§ WHAT YOU ARE ASKED TO DO
Look through the records below and collect all lines that hold the string "Properties".

(Interface dataset entries)

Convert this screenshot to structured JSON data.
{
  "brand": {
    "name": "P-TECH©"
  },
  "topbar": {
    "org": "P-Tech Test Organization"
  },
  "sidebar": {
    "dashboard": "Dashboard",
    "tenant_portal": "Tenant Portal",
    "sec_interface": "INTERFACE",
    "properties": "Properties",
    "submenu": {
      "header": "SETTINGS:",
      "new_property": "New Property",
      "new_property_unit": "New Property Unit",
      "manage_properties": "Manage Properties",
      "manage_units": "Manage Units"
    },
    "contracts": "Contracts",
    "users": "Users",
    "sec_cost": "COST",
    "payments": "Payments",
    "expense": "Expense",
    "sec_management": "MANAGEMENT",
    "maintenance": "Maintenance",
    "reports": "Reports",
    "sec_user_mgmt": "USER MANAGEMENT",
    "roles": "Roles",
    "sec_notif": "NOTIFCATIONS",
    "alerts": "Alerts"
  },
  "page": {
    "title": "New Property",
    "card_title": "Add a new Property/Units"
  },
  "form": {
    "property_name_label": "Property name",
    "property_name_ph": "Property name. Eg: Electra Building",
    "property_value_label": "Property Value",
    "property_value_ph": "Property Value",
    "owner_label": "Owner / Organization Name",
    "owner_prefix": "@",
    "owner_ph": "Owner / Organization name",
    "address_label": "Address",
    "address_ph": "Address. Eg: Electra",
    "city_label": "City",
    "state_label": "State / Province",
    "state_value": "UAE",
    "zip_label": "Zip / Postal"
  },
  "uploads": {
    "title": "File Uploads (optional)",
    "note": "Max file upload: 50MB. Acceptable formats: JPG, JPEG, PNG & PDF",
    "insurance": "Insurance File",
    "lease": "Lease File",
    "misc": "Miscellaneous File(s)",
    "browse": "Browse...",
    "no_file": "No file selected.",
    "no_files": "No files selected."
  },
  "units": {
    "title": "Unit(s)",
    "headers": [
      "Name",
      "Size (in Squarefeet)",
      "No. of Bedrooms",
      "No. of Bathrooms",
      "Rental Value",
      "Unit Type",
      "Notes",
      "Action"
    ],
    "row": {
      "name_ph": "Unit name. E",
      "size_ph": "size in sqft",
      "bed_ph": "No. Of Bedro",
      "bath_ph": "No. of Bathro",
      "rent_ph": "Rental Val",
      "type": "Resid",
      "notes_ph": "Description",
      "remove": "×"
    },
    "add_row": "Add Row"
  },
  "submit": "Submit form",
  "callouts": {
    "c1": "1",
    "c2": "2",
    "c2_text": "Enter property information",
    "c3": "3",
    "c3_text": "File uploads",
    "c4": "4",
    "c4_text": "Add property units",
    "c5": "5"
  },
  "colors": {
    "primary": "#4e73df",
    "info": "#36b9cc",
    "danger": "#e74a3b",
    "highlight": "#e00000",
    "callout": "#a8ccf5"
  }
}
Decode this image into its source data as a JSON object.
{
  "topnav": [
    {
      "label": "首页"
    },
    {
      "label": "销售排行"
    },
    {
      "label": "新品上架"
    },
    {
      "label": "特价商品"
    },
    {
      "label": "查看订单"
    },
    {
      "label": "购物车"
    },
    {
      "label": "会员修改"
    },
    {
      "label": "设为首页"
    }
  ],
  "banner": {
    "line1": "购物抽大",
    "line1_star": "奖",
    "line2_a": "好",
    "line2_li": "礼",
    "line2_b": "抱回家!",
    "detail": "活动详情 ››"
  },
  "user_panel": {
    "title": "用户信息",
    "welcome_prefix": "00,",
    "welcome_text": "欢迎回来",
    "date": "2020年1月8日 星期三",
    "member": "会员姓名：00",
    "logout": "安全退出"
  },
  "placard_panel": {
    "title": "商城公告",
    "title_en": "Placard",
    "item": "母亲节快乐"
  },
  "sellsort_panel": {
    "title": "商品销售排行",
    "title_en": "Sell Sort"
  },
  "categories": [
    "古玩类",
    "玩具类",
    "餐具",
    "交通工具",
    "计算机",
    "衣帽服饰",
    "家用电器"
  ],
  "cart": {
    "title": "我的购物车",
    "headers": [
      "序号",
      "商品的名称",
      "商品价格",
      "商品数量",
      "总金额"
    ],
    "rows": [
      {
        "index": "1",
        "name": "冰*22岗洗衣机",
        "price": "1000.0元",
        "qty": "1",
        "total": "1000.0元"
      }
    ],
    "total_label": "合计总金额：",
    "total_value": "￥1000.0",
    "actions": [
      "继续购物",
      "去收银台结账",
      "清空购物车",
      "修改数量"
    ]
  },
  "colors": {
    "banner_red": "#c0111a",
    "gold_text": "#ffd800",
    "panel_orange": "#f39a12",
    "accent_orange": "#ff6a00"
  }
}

§ WRITTEN RESPONSE
    "properties": "Properties",
      "manage_properties": "Manage Properties",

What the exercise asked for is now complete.